[RECORD EXCERPTS Boundary: Start]

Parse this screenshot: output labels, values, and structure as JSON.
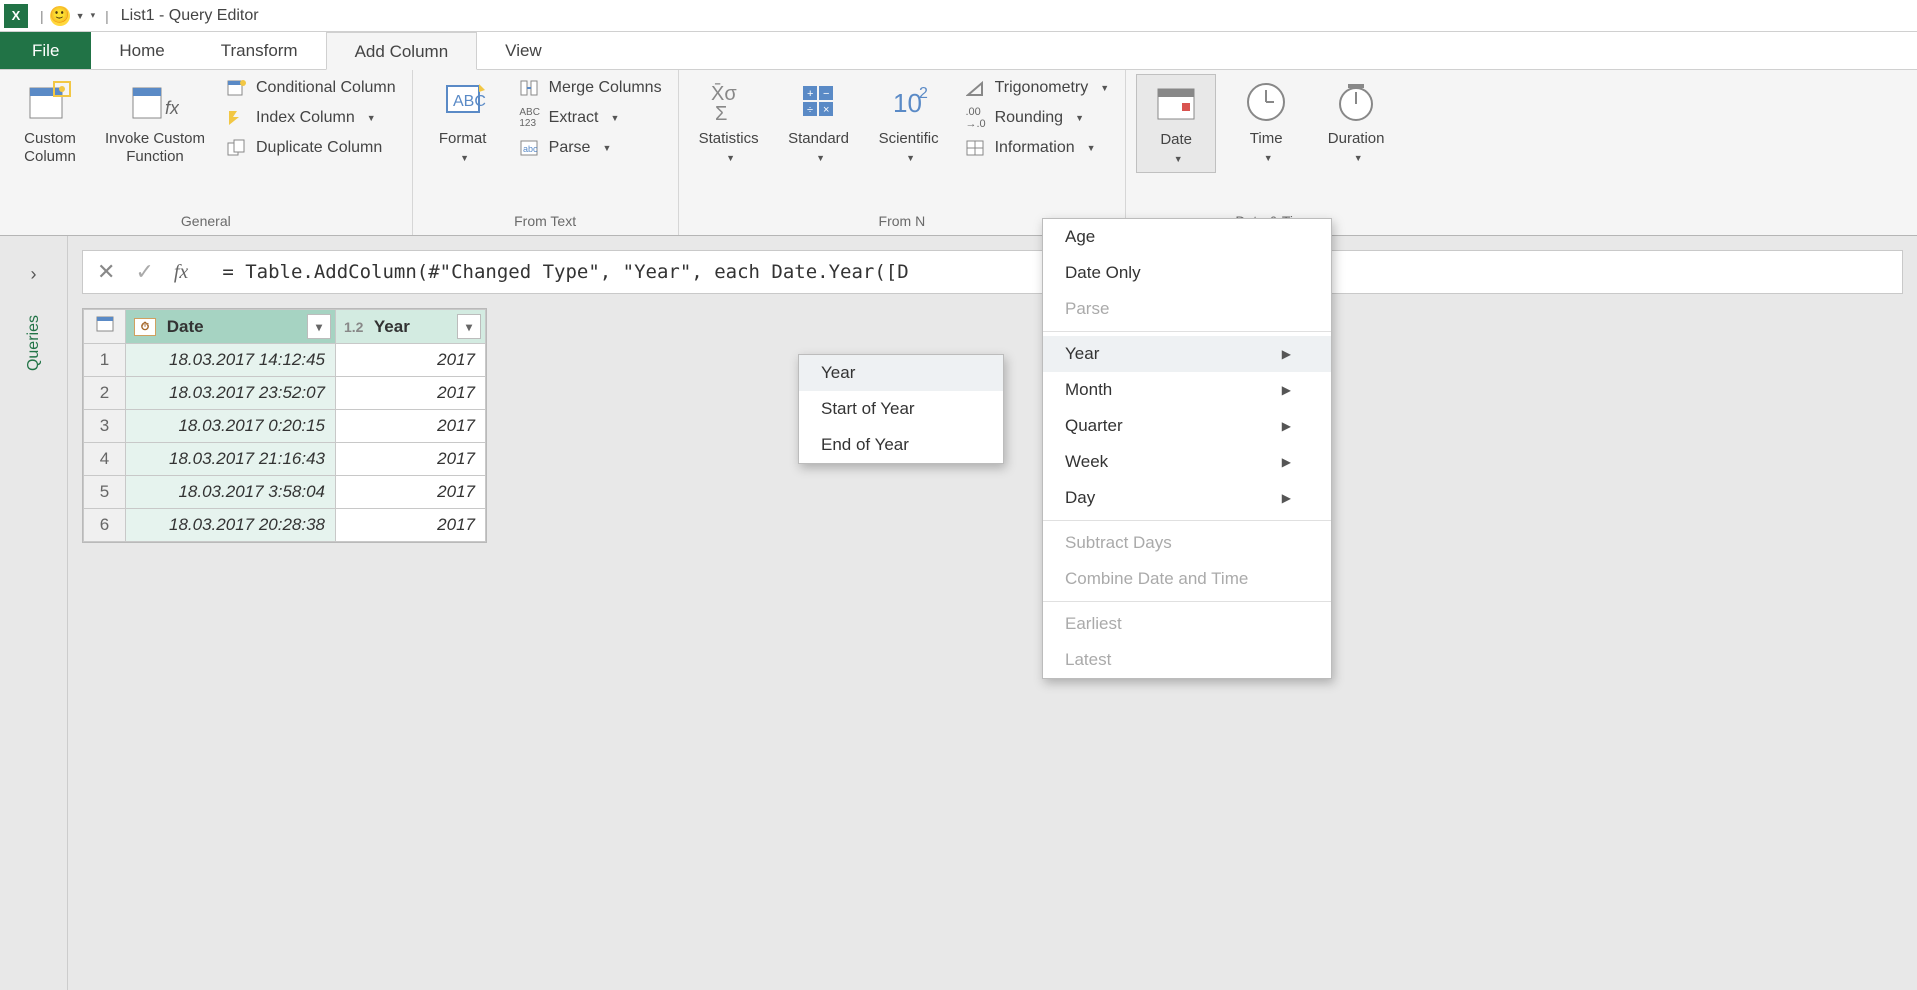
{
  "titlebar": {
    "title": "List1 - Query Editor"
  },
  "tabs": {
    "file": "File",
    "home": "Home",
    "transform": "Transform",
    "add_column": "Add Column",
    "view": "View"
  },
  "ribbon": {
    "general": {
      "label": "General",
      "custom_column": "Custom\nColumn",
      "invoke_custom": "Invoke Custom\nFunction",
      "conditional": "Conditional Column",
      "index": "Index Column",
      "duplicate": "Duplicate Column"
    },
    "from_text": {
      "label": "From Text",
      "format": "Format",
      "merge": "Merge Columns",
      "extract": "Extract",
      "parse": "Parse"
    },
    "from_number": {
      "label": "From N",
      "statistics": "Statistics",
      "standard": "Standard",
      "scientific": "Scientific",
      "trig": "Trigonometry",
      "rounding": "Rounding",
      "info": "Information"
    },
    "from_datetime": {
      "label": "m Date & Time",
      "date": "Date",
      "time": "Time",
      "duration": "Duration"
    }
  },
  "sidebar": {
    "queries": "Queries"
  },
  "formula": "= Table.AddColumn(#\"Changed Type\", \"Year\", each Date.Year([D",
  "grid": {
    "col1": "Date",
    "col2": "Year",
    "type2_label": "1.2",
    "rows": [
      {
        "n": "1",
        "date": "18.03.2017 14:12:45",
        "year": "2017"
      },
      {
        "n": "2",
        "date": "18.03.2017 23:52:07",
        "year": "2017"
      },
      {
        "n": "3",
        "date": "18.03.2017 0:20:15",
        "year": "2017"
      },
      {
        "n": "4",
        "date": "18.03.2017 21:16:43",
        "year": "2017"
      },
      {
        "n": "5",
        "date": "18.03.2017 3:58:04",
        "year": "2017"
      },
      {
        "n": "6",
        "date": "18.03.2017 20:28:38",
        "year": "2017"
      }
    ]
  },
  "date_menu": {
    "age": "Age",
    "date_only": "Date Only",
    "parse": "Parse",
    "year": "Year",
    "month": "Month",
    "quarter": "Quarter",
    "week": "Week",
    "day": "Day",
    "subtract": "Subtract Days",
    "combine": "Combine Date and Time",
    "earliest": "Earliest",
    "latest": "Latest"
  },
  "year_submenu": {
    "year": "Year",
    "start": "Start of Year",
    "end": "End of Year"
  }
}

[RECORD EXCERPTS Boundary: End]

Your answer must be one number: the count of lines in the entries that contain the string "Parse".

RESULT OF THE TASK:
3